Showing: 1-10 results of 41

Identification is Important Identifying waterfowl gives many hours of enjoyment to millions of people. This guide will help you recognize birds on the wing—it emphasizes their fall and winter plumage patterns as well as size, shape, and flight characteristics. It does not include local names. Recognizing the species of ducks and geese can be rewarding to birdwatchers and hunters—and the ducks. Hunters can contribute to their own... more...

AUTHOR'S PREFACE. I have long regretted my inability to issue a revised edition of 'Nests and Eggs.' For many years after the first Rough Draft appeared, I went on laboriously accumulating materials for a re-issue, but subsequently circumstances prevented my undertaking the work. Now, fortunately, my friend Mr. Eugene Gates has taken the matter up, and much as I may personally regret having to hand over to another a task, the performance of... more...

CHAPTER I FIRST ACQUAINTANCE WITH THE BIRDS It is in spring that wild birds make their strongest appeal to the human mind; in fact, the words "birds" and "spring" seem almost synonymous, so accustomed are we to associate one with the other. All the wild riotous singing, all the brave flashing of wings and tail, all the mad dashing in and out among the thickets or soaring upward above the tree-tops, are impelled by the perfectly natural instinct... more...

BEGINNING THE STUDY Why should not people ride natural history hobbies as well as other kinds of hobbies?
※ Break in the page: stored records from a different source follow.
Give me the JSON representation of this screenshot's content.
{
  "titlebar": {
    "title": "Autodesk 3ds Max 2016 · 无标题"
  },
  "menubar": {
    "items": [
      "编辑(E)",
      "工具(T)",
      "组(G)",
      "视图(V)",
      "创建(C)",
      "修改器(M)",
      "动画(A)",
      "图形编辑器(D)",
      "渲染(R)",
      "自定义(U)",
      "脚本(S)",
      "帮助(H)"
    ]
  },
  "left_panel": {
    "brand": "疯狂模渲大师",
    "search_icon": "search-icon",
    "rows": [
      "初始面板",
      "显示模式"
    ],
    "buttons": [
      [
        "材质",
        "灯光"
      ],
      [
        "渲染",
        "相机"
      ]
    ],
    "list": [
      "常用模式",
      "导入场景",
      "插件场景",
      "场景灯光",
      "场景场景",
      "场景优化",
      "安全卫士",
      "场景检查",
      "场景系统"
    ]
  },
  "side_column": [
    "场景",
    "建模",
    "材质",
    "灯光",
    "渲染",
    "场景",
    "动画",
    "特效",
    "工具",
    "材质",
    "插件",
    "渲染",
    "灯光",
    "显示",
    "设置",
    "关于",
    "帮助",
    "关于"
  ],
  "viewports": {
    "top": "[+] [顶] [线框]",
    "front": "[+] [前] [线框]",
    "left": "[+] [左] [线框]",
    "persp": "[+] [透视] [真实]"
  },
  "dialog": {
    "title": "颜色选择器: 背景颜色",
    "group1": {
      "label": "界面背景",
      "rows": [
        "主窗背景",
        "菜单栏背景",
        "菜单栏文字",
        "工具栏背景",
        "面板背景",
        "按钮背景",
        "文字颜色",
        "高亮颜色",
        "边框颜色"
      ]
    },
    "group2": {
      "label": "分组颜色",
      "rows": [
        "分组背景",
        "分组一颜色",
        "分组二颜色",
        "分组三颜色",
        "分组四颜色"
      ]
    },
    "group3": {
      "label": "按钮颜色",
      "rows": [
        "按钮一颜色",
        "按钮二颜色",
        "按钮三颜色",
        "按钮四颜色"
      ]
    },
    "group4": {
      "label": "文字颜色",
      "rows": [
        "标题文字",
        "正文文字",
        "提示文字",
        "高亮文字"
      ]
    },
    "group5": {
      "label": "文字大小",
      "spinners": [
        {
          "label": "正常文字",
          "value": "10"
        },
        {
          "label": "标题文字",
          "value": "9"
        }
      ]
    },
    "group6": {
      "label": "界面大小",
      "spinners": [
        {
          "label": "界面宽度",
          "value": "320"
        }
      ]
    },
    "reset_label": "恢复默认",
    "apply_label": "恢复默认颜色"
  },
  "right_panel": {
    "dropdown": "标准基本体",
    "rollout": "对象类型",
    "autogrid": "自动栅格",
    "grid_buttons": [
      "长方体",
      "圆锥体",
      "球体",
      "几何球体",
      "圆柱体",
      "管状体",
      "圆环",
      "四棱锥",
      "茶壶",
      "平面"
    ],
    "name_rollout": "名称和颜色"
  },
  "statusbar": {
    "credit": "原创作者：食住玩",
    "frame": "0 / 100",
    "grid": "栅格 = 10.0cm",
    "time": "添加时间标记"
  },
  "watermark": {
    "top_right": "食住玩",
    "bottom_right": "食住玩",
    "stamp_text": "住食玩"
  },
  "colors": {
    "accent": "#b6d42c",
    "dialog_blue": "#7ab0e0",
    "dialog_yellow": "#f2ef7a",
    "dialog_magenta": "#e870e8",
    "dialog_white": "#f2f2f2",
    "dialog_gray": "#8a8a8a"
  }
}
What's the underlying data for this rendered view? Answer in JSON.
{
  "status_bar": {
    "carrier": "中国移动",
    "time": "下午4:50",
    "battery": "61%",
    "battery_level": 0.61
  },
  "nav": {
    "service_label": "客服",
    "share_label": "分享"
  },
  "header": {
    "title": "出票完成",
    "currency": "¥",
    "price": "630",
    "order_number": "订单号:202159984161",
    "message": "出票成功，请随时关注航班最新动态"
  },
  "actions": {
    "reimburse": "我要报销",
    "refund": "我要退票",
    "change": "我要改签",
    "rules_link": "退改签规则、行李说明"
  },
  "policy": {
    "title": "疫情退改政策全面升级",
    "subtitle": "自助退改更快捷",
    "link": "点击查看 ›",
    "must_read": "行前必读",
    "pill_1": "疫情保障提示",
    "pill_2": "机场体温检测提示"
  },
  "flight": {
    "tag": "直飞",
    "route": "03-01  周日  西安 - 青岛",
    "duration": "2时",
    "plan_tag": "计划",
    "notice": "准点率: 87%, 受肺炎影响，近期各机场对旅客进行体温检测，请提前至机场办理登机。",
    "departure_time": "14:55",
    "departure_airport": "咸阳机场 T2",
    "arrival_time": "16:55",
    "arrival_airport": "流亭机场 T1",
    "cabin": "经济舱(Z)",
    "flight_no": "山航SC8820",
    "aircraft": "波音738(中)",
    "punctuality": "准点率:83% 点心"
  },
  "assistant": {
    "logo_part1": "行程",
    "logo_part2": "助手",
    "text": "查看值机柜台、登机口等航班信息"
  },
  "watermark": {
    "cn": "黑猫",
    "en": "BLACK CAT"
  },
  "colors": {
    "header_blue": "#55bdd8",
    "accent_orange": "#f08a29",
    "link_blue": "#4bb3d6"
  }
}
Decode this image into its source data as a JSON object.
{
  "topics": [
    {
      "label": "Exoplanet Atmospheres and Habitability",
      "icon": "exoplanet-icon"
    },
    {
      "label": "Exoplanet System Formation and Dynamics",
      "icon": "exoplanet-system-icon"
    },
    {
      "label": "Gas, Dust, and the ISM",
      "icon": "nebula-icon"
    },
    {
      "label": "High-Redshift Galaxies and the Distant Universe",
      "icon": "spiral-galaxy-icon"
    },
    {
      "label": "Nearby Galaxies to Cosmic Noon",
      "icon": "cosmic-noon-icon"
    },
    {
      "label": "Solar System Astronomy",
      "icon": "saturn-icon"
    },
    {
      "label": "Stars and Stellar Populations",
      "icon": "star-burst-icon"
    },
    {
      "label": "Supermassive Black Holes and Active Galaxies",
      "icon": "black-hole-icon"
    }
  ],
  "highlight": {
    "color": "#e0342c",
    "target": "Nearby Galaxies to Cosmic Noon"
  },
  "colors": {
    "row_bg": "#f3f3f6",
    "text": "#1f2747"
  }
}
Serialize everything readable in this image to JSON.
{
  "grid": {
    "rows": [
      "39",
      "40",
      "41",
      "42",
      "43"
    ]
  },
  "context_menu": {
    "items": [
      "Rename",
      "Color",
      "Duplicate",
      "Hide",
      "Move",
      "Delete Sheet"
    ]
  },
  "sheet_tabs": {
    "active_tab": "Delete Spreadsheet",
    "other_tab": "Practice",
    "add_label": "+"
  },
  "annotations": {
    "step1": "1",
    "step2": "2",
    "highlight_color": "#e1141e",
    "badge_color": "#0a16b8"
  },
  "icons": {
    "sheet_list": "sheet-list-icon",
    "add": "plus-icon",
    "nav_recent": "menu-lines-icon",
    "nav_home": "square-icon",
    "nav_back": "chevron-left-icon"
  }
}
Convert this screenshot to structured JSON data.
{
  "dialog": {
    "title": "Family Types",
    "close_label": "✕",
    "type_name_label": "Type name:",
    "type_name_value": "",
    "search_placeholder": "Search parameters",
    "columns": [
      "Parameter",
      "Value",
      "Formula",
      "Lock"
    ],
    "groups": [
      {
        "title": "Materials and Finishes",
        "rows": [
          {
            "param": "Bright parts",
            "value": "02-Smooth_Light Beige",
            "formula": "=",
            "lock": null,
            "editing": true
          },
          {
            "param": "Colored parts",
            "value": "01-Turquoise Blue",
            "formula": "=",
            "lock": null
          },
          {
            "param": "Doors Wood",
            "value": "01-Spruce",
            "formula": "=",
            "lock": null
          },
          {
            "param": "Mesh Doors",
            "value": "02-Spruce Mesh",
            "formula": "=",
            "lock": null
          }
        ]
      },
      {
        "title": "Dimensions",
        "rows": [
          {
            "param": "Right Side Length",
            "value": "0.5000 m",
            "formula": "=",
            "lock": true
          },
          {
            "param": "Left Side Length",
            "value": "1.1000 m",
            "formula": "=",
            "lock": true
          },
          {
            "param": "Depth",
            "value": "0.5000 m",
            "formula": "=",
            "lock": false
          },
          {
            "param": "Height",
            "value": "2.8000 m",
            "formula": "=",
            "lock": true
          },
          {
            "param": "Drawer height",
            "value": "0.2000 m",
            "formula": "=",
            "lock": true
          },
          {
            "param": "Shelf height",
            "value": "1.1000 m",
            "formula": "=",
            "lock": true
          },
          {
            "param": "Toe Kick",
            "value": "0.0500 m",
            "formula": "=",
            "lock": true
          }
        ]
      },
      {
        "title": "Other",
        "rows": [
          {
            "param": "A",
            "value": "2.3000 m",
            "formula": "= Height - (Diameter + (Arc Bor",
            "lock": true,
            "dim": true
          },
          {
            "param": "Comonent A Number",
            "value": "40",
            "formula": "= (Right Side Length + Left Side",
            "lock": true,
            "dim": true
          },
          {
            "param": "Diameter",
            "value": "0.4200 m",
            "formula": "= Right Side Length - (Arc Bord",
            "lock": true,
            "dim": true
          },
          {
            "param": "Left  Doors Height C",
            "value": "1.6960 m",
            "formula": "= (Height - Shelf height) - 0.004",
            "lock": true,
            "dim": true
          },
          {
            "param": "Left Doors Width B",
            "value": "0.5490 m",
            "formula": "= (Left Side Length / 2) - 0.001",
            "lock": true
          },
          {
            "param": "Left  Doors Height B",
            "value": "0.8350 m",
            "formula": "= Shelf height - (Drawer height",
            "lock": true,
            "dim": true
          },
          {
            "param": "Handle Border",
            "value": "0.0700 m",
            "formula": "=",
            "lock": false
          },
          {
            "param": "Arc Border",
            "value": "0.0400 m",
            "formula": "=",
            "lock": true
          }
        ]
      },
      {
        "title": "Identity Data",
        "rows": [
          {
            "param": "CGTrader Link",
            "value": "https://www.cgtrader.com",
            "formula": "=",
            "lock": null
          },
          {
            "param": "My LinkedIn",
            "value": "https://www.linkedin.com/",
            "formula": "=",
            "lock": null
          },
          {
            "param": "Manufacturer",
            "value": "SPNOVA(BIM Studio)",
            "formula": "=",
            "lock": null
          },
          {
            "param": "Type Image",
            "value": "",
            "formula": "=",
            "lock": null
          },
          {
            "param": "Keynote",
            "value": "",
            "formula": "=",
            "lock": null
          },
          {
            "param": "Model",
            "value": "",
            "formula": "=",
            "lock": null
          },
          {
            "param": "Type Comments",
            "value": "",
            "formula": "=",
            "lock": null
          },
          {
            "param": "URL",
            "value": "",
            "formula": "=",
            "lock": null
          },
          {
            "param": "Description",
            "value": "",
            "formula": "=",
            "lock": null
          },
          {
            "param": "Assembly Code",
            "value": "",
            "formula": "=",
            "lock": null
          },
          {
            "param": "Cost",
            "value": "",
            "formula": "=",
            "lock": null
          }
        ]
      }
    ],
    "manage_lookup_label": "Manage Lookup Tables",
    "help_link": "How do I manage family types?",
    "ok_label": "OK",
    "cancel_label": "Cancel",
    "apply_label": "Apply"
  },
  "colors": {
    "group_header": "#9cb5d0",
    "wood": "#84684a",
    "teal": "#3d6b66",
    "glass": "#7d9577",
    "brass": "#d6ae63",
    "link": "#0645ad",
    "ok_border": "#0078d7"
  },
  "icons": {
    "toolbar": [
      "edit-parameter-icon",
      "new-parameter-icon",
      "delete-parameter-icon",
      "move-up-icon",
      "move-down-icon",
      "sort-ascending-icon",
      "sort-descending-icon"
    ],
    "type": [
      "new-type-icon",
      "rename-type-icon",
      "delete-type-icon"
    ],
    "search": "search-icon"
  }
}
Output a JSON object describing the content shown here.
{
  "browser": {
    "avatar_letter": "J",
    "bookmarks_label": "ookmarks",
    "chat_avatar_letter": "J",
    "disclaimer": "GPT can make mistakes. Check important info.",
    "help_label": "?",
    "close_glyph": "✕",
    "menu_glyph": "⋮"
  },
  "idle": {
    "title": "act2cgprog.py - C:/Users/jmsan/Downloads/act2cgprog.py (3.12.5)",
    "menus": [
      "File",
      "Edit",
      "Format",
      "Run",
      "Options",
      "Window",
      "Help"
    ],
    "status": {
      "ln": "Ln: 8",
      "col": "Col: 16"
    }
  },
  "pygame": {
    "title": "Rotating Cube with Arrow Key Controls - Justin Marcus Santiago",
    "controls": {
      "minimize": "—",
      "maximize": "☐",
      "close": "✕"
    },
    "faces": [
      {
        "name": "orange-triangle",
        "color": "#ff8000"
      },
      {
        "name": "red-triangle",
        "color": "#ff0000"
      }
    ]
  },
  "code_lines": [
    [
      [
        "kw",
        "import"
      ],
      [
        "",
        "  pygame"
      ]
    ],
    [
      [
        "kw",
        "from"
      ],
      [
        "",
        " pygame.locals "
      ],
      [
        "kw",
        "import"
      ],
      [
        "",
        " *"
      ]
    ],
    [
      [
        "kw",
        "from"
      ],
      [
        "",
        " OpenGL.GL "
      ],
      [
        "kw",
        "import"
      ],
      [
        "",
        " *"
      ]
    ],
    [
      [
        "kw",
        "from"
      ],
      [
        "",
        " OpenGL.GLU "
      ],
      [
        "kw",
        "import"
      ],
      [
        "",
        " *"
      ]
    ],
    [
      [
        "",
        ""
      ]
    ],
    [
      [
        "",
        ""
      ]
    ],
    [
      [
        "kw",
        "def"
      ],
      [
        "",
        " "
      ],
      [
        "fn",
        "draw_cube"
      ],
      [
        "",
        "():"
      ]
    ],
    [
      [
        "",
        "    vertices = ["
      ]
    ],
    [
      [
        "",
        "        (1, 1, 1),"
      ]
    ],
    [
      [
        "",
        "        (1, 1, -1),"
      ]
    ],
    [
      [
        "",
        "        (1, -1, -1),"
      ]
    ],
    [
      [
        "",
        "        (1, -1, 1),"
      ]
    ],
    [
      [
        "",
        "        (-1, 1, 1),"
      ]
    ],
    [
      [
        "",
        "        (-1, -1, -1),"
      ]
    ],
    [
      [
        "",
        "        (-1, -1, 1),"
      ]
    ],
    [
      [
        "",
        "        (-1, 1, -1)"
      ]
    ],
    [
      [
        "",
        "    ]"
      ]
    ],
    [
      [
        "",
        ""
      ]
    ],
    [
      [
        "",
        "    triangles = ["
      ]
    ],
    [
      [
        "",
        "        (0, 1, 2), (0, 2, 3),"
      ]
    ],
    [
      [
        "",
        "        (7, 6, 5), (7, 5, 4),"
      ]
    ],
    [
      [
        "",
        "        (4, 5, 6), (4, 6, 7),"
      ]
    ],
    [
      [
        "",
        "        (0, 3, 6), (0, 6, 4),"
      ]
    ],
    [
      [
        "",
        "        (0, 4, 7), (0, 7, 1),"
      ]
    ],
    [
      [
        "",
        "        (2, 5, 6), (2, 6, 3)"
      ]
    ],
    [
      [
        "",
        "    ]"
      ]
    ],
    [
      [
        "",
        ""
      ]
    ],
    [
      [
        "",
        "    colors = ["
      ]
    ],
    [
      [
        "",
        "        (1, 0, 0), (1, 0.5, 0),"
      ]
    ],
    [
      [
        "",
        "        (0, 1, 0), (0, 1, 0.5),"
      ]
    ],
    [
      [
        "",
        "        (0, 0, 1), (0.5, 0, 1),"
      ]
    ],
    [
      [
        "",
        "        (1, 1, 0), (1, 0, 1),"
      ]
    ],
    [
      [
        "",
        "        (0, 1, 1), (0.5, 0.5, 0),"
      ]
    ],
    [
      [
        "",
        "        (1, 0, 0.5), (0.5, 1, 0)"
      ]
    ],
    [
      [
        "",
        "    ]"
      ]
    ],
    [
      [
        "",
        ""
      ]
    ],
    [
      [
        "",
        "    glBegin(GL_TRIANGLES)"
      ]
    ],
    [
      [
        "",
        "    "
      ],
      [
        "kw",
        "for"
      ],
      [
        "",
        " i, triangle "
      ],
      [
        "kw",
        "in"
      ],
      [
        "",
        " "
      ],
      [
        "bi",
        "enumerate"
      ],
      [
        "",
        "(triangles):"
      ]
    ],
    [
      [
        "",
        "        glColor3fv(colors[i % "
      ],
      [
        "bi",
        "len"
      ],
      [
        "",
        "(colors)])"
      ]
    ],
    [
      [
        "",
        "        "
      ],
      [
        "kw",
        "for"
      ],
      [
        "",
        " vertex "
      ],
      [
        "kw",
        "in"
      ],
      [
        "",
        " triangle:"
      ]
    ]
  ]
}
Almost all persons become interested in some special study, recreation, or pastime, and their choice is not always as profitable as the selection of a specific branch of nature lore would be. The writer confesses that he would rather pursue a bright, lilting bird or butterfly than a bounding tennis-ball or football, and he finds the chase... more...

THE EAGLE. The Eagle is often called the King of Birds, and therefore it is of him that we ought to speak first. Very likely you have often seen eagles in the Zoological Gardens, and, if so, you know what noble looking birds they are. But they seem very sad in their prison-houses, to which no kindness can ever attach them. They are formed to soar boldly to the top of some lonely mountain height, and there dwell far from the abode of men. And to... more...


Marco Polo, had he confined himself to a sober narration of his travels, would have left to posterity a valuable record of the political institutions and national customs of the peoples of his day in the Far East. He was not satisfied with doing this, but added to his narrative a number of on-dit more or less marvellous in character, which he collected from credulous or inventive persons with whom he came into contact, principally from mariners... more...

INTRODUCTION This beautiful volume has been written for a good purpose. I had the pleasure of reading the proof-sheets of the book while in the Yellowstone National Park, where no gun may be lawfully fired at any of God's creatures. All animals there are becoming tame, and the great bears come out of the woods to feed on the garbage of the hotels and camps, fearless of the tourists, who look on with pleasure and wonder at such a scene. "The... more...

The Swan. The Swan is a very beautiful bird. It is generally white, though a black swan has been discovered in Australia. It is not very often seen in this country. It was brought from Asia and Eastern Europe into England—from whence, most probably, a few specimens have been introduced into this country. The Swan is very graceful in the water, but on land it is an awkward waddler.   The Coot. The Coot is generally found in large... more...

BIRDS OF GUERNSEY. 1. WHITE-TAILED EAGLE. Haliaeetus albicilla, Linnsaeus. French, "Aigle pygarque," "Pygarque ordinaire."—The White-tailed Eagle is an occasional but by no means uncommon visitant to all the Islands. I have seen specimens from Alderney, Guernsey, and Herm, and have heard of its having been killed in Sark more than once. It usually occurs in the autumn, and, as a rule, has a very short lease of life after its arrival in... more...

CHICK, D.D. Right in the very heart of Christmas-tree Land there was a forest of firs that pointed to the sky as straight as steeples. A hush lay over the forest, as if there were something very wonderful there, that might be meant for you if you were quiet and waited for it to come. Perhaps you have felt like that when you walked down the aisle of a church, with the sun shining through the lovely glass in the windows. Men have often called the... more...